_Source data_:
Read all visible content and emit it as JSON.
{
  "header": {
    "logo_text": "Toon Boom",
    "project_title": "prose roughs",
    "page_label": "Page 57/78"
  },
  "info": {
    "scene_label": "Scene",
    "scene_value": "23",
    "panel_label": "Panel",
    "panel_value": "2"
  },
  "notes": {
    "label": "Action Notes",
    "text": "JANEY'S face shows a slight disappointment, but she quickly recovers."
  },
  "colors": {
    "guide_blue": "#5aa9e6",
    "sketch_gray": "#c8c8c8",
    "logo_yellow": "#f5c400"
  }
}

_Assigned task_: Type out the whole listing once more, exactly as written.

_Your response_:
Read all visible content and emit it as JSON.
{
  "header": {
    "logo_text": "Toon Boom",
    "project_title": "prose roughs",
    "page_label": "Page 57/78"
  },
  "info": {
    "scene_label": "Scene",
    "scene_value": "23",
    "panel_label": "Panel",
    "panel_value": "2"
  },
  "notes": {
    "label": "Action Notes",
    "text": "JANEY'S face shows a slight disappointment, but she quickly recovers."
  },
  "colors": {
    "guide_blue": "#5aa9e6",
    "sketch_gray": "#c8c8c8",
    "logo_yellow": "#f5c400"
  }
}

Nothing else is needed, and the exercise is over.